- **EXERCISE DETAILS**:
Every record below must be returned word for word, with the pictures left out.

• • • • • • •

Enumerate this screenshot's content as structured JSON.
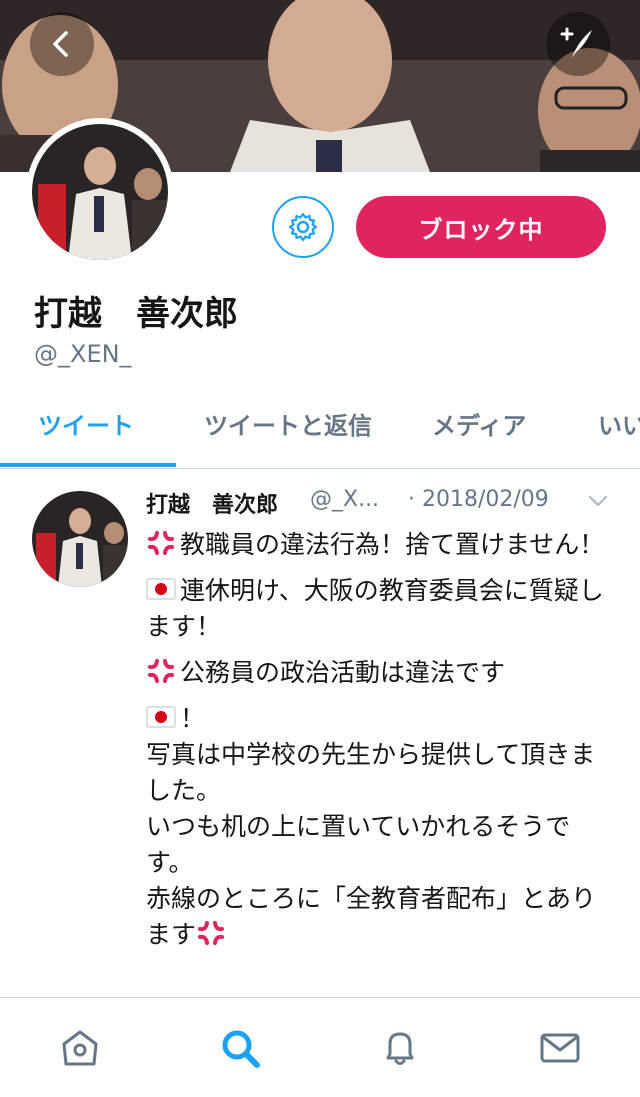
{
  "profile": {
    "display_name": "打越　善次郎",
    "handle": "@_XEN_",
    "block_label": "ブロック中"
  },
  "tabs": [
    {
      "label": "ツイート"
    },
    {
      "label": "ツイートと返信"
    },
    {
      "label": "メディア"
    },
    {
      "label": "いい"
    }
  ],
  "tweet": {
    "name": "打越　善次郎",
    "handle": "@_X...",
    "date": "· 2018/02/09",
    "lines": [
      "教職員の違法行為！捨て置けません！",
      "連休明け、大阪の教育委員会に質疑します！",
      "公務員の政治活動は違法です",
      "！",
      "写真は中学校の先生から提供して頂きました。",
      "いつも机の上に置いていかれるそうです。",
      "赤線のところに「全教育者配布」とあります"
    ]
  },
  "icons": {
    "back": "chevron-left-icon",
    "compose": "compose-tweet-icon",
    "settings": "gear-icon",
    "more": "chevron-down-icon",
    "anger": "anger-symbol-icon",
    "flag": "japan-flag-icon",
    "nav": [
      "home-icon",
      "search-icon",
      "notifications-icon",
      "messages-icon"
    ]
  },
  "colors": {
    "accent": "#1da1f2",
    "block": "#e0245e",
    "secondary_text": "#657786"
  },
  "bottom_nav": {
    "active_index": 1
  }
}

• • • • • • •

- **RESPONSE FOR THIS EXERCISE**:
Enumerate this screenshot's content as structured JSON.
{
  "profile": {
    "display_name": "打越　善次郎",
    "handle": "@_XEN_",
    "block_label": "ブロック中"
  },
  "tabs": [
    {
      "label": "ツイート"
    },
    {
      "label": "ツイートと返信"
    },
    {
      "label": "メディア"
    },
    {
      "label": "いい"
    }
  ],
  "tweet": {
    "name": "打越　善次郎",
    "handle": "@_X...",
    "date": "· 2018/02/09",
    "lines": [
      "教職員の違法行為！捨て置けません！",
      "連休明け、大阪の教育委員会に質疑します！",
      "公務員の政治活動は違法です",
      "！",
      "写真は中学校の先生から提供して頂きました。",
      "いつも机の上に置いていかれるそうです。",
      "赤線のところに「全教育者配布」とあります"
    ]
  },
  "icons": {
    "back": "chevron-left-icon",
    "compose": "compose-tweet-icon",
    "settings": "gear-icon",
    "more": "chevron-down-icon",
    "anger": "anger-symbol-icon",
    "flag": "japan-flag-icon",
    "nav": [
      "home-icon",
      "search-icon",
      "notifications-icon",
      "messages-icon"
    ]
  },
  "colors": {
    "accent": "#1da1f2",
    "block": "#e0245e",
    "secondary_text": "#657786"
  },
  "bottom_nav": {
    "active_index": 1
  }
}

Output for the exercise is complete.